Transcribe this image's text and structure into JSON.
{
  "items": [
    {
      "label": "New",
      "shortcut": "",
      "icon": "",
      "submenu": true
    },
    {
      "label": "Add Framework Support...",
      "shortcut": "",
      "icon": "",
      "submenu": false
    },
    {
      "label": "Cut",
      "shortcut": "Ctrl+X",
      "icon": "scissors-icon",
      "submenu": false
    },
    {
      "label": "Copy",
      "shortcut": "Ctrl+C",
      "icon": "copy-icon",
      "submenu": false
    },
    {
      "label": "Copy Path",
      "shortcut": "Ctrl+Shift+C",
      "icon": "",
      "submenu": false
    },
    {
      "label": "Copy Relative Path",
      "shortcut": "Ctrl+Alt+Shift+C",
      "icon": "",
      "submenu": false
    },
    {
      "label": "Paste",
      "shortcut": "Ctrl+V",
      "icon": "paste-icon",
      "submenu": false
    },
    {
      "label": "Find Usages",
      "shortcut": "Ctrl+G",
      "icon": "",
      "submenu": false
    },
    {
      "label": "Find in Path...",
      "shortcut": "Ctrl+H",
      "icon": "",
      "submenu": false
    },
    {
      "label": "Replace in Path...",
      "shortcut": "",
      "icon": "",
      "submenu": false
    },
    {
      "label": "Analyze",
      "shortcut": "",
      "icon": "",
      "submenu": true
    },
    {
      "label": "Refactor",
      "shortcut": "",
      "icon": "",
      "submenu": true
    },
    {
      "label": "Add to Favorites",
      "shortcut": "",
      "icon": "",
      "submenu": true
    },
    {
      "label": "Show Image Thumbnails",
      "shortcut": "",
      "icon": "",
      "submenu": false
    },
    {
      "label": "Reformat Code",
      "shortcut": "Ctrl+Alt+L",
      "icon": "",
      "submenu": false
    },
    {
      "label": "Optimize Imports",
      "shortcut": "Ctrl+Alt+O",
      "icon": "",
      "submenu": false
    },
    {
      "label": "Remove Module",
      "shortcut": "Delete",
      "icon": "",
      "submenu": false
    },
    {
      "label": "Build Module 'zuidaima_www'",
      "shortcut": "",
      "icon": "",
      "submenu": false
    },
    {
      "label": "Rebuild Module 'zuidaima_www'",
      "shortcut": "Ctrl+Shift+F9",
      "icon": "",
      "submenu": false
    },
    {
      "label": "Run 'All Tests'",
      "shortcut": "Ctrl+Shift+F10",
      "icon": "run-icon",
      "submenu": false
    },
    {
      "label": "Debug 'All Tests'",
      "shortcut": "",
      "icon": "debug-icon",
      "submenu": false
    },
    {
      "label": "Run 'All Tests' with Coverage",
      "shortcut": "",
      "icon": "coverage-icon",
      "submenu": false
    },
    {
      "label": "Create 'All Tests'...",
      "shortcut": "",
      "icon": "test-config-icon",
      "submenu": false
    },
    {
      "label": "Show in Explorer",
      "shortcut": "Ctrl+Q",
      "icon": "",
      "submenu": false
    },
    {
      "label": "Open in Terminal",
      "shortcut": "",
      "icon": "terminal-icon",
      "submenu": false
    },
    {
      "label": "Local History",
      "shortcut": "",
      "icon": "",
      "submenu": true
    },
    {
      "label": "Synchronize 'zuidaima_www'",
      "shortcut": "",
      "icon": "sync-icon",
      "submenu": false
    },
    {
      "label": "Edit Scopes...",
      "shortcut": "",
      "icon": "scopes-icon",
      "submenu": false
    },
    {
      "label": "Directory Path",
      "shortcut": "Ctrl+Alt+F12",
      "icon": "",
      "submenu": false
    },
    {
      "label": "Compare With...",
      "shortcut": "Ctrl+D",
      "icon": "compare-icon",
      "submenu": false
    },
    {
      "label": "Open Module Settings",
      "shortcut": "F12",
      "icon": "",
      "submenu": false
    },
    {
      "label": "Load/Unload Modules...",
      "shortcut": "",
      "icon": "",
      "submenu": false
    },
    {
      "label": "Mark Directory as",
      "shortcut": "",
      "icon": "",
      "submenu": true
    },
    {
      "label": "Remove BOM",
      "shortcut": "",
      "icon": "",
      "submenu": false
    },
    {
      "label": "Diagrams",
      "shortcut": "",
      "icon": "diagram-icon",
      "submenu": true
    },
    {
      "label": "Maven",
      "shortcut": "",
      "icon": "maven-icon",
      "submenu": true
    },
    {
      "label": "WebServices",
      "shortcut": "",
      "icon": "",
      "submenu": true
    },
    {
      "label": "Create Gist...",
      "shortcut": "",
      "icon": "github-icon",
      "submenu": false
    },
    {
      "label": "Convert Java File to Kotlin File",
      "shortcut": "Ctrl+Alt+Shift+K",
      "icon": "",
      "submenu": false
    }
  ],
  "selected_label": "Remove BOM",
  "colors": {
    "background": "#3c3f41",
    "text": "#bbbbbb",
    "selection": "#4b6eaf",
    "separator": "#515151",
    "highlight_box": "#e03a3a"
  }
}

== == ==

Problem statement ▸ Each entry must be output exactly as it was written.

Completed task ▸
Transcribe this image's text and structure into JSON.
{
  "items": [
    {
      "label": "New",
      "shortcut": "",
      "icon": "",
      "submenu": true
    },
    {
      "label": "Add Framework Support...",
      "shortcut": "",
      "icon": "",
      "submenu": false
    },
    {
      "label": "Cut",
      "shortcut": "Ctrl+X",
      "icon": "scissors-icon",
      "submenu": false
    },
    {
      "label": "Copy",
      "shortcut": "Ctrl+C",
      "icon": "copy-icon",
      "submenu": false
    },
    {
      "label": "Copy Path",
      "shortcut": "Ctrl+Shift+C",
      "icon": "",
      "submenu": false
    },
    {
      "label": "Copy Relative Path",
      "shortcut": "Ctrl+Alt+Shift+C",
      "icon": "",
      "submenu": false
    },
    {
      "label": "Paste",
      "shortcut": "Ctrl+V",
      "icon": "paste-icon",
      "submenu": false
    },
    {
      "label": "Find Usages",
      "shortcut": "Ctrl+G",
      "icon": "",
      "submenu": false
    },
    {
      "label": "Find in Path...",
      "shortcut": "Ctrl+H",
      "icon": "",
      "submenu": false
    },
    {
      "label": "Replace in Path...",
      "shortcut": "",
      "icon": "",
      "submenu": false
    },
    {
      "label": "Analyze",
      "shortcut": "",
      "icon": "",
      "submenu": true
    },
    {
      "label": "Refactor",
      "shortcut": "",
      "icon": "",
      "submenu": true
    },
    {
      "label": "Add to Favorites",
      "shortcut": "",
      "icon": "",
      "submenu": true
    },
    {
      "label": "Show Image Thumbnails",
      "shortcut": "",
      "icon": "",
      "submenu": false
    },
    {
      "label": "Reformat Code",
      "shortcut": "Ctrl+Alt+L",
      "icon": "",
      "submenu": false
    },
    {
      "label": "Optimize Imports",
      "shortcut": "Ctrl+Alt+O",
      "icon": "",
      "submenu": false
    },
    {
      "label": "Remove Module",
      "shortcut": "Delete",
      "icon": "",
      "submenu": false
    },
    {
      "label": "Build Module 'zuidaima_www'",
      "shortcut": "",
      "icon": "",
      "submenu": false
    },
    {
      "label": "Rebuild Module 'zuidaima_www'",
      "shortcut": "Ctrl+Shift+F9",
      "icon": "",
      "submenu": false
    },
    {
      "label": "Run 'All Tests'",
      "shortcut": "Ctrl+Shift+F10",
      "icon": "run-icon",
      "submenu": false
    },
    {
      "label": "Debug 'All Tests'",
      "shortcut": "",
      "icon": "debug-icon",
      "submenu": false
    },
    {
      "label": "Run 'All Tests' with Coverage",
      "shortcut": "",
      "icon": "coverage-icon",
      "submenu": false
    },
    {
      "label": "Create 'All Tests'...",
      "shortcut": "",
      "icon": "test-config-icon",
      "submenu": false
    },
    {
      "label": "Show in Explorer",
      "shortcut": "Ctrl+Q",
      "icon": "",
      "submenu": false
    },
    {
      "label": "Open in Terminal",
      "shortcut": "",
      "icon": "terminal-icon",
      "submenu": false
    },
    {
      "label": "Local History",
      "shortcut": "",
      "icon": "",
      "submenu": true
    },
    {
      "label": "Synchronize 'zuidaima_www'",
      "shortcut": "",
      "icon": "sync-icon",
      "submenu": false
    },
    {
      "label": "Edit Scopes...",
      "shortcut": "",
      "icon": "scopes-icon",
      "submenu": false
    },
    {
      "label": "Directory Path",
      "shortcut": "Ctrl+Alt+F12",
      "icon": "",
      "submenu": false
    },
    {
      "label": "Compare With...",
      "shortcut": "Ctrl+D",
      "icon": "compare-icon",
      "submenu": false
    },
    {
      "label": "Open Module Settings",
      "shortcut": "F12",
      "icon": "",
      "submenu": false
    },
    {
      "label": "Load/Unload Modules...",
      "shortcut": "",
      "icon": "",
      "submenu": false
    },
    {
      "label": "Mark Directory as",
      "shortcut": "",
      "icon": "",
      "submenu": true
    },
    {
      "label": "Remove BOM",
      "shortcut": "",
      "icon": "",
      "submenu": false
    },
    {
      "label": "Diagrams",
      "shortcut": "",
      "icon": "diagram-icon",
      "submenu": true
    },
    {
      "label": "Maven",
      "shortcut": "",
      "icon": "maven-icon",
      "submenu": true
    },
    {
      "label": "WebServices",
      "shortcut": "",
      "icon": "",
      "submenu": true
    },
    {
      "label": "Create Gist...",
      "shortcut": "",
      "icon": "github-icon",
      "submenu": false
    },
    {
      "label": "Convert Java File to Kotlin File",
      "shortcut": "Ctrl+Alt+Shift+K",
      "icon": "",
      "submenu": false
    }
  ],
  "selected_label": "Remove BOM",
  "colors": {
    "background": "#3c3f41",
    "text": "#bbbbbb",
    "selection": "#4b6eaf",
    "separator": "#515151",
    "highlight_box": "#e03a3a"
  }
}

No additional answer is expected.